A similar narrative is replicated in a TikTok video here . “Receiving the COVID-19 vaccine reduces your risk at most 1.3%”, the women says to the camera around timestamp 00:33. “Why have we been hearing this vaccine has a 95% efficacy rate? Simple, they lied to you.”
The posts erroneously claim the article was a “peer reviewed study”, when it was actually a commentary by Piero Olliaro, Els Torreele and Michel Vaillant on April 20, featured in the Lancet Microbe here .
When asked about the claim, Olliaro, professor of poverty related infectious diseases at the Centre for Tropical Medicine and Global Health of Oxford University ( here ) told Reuters via email it was “extremely disappointing to see how information can be twisted.” He also said, “Bottom line: these vaccines are good public health interventions,” and added that in the commentary, “We do not say vaccines do not work.”
Posts refer to two statistical values in relation to how a vaccine impacts a population: Relative Risk Reduction (RRR) and Absolute Risk Reduction (ARR), which are calculated differently.
As explained by the National Collaborating Centre for Methods and Tools of McMaster University in Canada youtu.be/QPXXTE8N4PY?t=260 , these statistics “present the effects of an intervention in different ways and all provide useful information and together give a more complete understanding” of it.
According to medical experts at Meeden’s Health Desk here, the RRR tells us how much the risk of infection is “reduced in the test vaccine group, compared to a control group who did not receive the test vaccine.” The RRR, or efficacy, tells us "how well the vaccine protects clinical trial participants from getting sick or getting very sick.”
The Absolute Risk Reduction (ARR) is the arithmetic difference between event rates (the percentage of people who, for example, got infected) within the two groups ( here ).
The Lancet commentary by Olliaro, Torreele and Vaillant shows here the numbers for ARR, misleadingly referenced in social media posts, were obtained.
Meedan Health Desk exemplifies how the ARR “will always appear low” as it depends on the event rate.

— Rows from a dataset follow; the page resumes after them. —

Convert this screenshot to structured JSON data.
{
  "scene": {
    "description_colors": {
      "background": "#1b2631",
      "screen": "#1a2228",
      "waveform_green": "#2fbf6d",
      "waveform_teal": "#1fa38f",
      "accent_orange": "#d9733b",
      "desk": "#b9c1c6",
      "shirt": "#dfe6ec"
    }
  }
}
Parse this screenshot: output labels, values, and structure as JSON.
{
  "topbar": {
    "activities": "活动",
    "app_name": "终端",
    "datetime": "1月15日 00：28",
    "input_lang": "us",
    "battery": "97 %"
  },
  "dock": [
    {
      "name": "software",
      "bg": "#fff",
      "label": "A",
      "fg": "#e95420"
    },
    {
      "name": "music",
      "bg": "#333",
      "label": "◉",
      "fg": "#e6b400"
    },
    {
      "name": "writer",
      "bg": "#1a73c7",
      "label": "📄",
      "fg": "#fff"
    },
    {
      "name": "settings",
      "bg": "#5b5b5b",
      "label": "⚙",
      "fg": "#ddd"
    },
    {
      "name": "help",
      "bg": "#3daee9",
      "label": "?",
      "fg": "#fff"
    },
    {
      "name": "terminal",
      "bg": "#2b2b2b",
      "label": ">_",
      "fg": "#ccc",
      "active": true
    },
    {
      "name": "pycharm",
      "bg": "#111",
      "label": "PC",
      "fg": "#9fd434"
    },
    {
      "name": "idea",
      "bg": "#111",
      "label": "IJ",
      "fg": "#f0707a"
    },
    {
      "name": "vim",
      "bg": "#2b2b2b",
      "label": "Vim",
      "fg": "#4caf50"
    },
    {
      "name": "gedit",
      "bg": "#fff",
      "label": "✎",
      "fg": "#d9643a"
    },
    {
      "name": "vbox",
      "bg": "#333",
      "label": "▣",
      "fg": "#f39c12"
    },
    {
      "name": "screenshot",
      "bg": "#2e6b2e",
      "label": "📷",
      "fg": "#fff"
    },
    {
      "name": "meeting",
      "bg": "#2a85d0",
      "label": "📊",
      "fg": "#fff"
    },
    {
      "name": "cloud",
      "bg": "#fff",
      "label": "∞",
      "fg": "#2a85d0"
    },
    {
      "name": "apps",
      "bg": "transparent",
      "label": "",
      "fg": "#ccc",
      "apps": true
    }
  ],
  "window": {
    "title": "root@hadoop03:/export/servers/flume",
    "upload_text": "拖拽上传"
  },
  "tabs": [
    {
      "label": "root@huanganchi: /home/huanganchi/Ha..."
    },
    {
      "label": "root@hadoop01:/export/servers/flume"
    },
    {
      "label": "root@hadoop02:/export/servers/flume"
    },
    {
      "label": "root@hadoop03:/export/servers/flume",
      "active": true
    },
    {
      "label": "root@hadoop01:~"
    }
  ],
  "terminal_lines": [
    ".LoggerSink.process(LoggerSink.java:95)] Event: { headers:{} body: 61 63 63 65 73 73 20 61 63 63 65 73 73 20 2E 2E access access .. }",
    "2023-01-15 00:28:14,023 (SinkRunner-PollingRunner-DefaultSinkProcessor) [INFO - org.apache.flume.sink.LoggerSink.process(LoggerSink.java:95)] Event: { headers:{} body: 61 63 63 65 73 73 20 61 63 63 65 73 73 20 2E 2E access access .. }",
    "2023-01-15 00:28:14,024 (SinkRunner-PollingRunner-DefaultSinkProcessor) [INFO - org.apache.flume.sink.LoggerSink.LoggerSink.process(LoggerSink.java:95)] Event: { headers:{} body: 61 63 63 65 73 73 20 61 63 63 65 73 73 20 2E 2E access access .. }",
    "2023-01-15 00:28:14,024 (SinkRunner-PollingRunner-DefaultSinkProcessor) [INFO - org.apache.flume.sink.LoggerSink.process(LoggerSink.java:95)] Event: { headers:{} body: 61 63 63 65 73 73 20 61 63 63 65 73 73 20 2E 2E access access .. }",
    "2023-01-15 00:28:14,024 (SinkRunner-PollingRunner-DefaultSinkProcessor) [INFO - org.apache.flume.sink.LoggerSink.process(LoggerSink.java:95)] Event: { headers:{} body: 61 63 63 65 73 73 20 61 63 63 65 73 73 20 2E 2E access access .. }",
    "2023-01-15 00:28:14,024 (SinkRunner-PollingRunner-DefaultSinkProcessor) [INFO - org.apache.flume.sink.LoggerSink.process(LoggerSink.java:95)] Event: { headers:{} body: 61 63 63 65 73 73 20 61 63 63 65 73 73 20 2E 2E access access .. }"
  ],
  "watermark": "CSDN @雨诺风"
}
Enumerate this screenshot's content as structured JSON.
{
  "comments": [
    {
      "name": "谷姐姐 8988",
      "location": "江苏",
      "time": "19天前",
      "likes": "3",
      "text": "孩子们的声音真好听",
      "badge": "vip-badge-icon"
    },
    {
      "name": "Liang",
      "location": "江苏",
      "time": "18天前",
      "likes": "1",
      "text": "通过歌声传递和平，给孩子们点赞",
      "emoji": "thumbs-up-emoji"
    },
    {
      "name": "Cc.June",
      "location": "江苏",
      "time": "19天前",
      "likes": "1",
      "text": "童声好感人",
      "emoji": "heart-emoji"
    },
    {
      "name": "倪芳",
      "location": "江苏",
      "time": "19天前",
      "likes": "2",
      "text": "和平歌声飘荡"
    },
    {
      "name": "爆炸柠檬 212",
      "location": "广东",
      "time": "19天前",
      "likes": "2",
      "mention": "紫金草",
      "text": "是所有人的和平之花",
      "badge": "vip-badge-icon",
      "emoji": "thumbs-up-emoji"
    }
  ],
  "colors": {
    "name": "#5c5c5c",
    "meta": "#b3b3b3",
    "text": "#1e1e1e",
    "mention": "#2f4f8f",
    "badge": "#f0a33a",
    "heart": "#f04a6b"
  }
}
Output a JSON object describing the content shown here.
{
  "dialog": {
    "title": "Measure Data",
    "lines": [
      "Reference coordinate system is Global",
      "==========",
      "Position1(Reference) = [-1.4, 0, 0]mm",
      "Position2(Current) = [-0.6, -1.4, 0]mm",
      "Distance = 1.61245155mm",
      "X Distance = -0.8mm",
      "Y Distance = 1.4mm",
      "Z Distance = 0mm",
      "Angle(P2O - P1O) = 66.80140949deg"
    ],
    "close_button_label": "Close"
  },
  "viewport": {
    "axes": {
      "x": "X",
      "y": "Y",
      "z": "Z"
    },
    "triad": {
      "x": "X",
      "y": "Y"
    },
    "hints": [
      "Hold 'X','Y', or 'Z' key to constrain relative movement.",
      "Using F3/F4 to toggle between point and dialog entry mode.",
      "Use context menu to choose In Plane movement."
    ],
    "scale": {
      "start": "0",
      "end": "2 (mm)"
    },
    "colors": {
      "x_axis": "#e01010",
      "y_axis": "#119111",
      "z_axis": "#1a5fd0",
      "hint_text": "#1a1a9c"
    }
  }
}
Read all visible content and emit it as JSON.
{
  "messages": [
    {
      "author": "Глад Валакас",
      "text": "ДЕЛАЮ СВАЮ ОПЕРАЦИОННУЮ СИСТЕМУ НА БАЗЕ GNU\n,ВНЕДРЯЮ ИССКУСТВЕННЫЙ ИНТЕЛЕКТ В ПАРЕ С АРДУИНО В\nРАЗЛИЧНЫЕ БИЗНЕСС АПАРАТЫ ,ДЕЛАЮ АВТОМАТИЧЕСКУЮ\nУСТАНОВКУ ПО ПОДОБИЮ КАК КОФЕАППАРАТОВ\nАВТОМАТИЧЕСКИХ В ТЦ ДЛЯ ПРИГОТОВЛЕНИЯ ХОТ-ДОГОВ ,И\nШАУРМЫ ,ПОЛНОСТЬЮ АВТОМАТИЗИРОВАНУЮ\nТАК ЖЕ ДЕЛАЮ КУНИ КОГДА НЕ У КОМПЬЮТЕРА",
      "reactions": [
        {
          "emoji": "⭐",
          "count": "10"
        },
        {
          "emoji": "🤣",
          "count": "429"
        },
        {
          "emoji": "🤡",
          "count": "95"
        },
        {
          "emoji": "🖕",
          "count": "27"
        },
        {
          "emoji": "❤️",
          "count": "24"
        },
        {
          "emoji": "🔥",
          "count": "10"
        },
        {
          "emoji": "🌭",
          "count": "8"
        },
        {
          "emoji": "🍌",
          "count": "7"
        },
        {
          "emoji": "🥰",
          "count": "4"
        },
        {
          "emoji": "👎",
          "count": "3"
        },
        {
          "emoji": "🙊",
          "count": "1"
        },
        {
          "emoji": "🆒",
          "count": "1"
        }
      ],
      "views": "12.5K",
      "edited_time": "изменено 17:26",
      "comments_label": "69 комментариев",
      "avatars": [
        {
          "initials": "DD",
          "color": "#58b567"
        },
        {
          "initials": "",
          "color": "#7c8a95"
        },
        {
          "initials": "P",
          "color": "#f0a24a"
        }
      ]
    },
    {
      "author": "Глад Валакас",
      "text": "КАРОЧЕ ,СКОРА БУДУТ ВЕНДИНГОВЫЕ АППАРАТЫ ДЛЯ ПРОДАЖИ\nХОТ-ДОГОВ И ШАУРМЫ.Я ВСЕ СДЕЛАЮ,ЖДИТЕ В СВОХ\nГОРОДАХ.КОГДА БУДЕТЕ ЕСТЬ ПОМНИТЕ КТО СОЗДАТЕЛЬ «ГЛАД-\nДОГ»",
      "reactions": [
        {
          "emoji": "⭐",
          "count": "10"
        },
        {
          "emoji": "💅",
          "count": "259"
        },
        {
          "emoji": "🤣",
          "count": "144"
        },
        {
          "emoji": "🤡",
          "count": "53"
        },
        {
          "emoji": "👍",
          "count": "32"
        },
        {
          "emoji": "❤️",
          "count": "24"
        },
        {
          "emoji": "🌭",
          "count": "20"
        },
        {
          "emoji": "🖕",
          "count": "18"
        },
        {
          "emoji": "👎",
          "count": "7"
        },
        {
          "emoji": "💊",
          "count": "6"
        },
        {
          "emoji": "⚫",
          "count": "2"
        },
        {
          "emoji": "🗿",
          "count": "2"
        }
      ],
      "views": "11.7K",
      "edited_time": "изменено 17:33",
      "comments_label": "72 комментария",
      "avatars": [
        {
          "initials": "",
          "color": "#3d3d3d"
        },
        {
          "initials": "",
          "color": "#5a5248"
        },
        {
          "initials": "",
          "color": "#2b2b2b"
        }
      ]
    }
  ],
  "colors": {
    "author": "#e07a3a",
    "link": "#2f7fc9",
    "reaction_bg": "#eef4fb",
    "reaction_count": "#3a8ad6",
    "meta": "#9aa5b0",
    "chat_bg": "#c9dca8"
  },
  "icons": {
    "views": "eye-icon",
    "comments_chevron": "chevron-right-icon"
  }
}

“Let’s say a study enrolled 20,000 patients into the control group and 20,000 in the vaccine group. In that study, 200 people in the control group got sick and 0 people in the vaccine group got sick. Even though the vaccine efficacy would be a whopping 100%, the ARR would show that vaccines reduce the absolute risk by just 1% (200/20,000= 1%). For the ARR to increase to 20% in our example study with a vaccine with 100% efficacy, 4,000 of the 20,000 people in the control group would have to get sick (4,000/20,000= 20%).”
WHY RRR IS USED FOR VACCINE EFFICACY
Natalie E. Dean, assistant professor of Biostatistics at the University of Florida, understood why the ARR numbers might have confused users on social media and explained why the RRR is the “usual scale” considered by the medical community when talking about vaccine efficacy.
“Because (the ARR) is a much lower number, it feels like it is saying that the other number (RRR) isn’t true,” but this is not accurate, “they are both capturing some aspect of reality, just measuring it in a different way,” she told Reuters via telephone.
Vaccine efficacy, expressed as the RRR means the vaccine will reduce the risk of infection by that reported percentage irrespective of the transmission setting. “It is more meaningful,” she said.
WHAT STUDIES SAY
Real world studies have already shown how the mRNA COVID-19 vaccines, for example, are highly effective.
Paul Offit, an infectious disease expert at the University of Pennsylvania who is also a member of the U.S. Food and Drug Administration’s vaccine advisory panel, pointed to two studies. A study by the U.S. Centers for Disease Control and Prevention (CDC) that found the risk of infection fell 90% two weeks after full vaccination with Pfizer or Moderna vaccines ( here)
The other piece of real-world evidence highlighted by Offit was a Cleveland Clinic study, released in mid-May that showed 99.75% of patients hospitalized with COVID-19 between Jan 1 and April 13, 2021 were not fully vaccinated, reported by Axios here. “You significantly decrease the chances of hospitalization by being vaccinated. That’s a better way to look at it,” Offit noted.
Misleading. The Relative Risk Reduction (RRR) and the Absolute Risk Reduction (ARR) are two measurements that are calculated differently. In terms of measuring how a vaccine impacts a population, they are complementary and not contradictory.
This article was produced by the Reuters Fact Check team. Read more about our work to fact-check social media posts here.
Our Standards: The Thomson Reuters Trust Principles.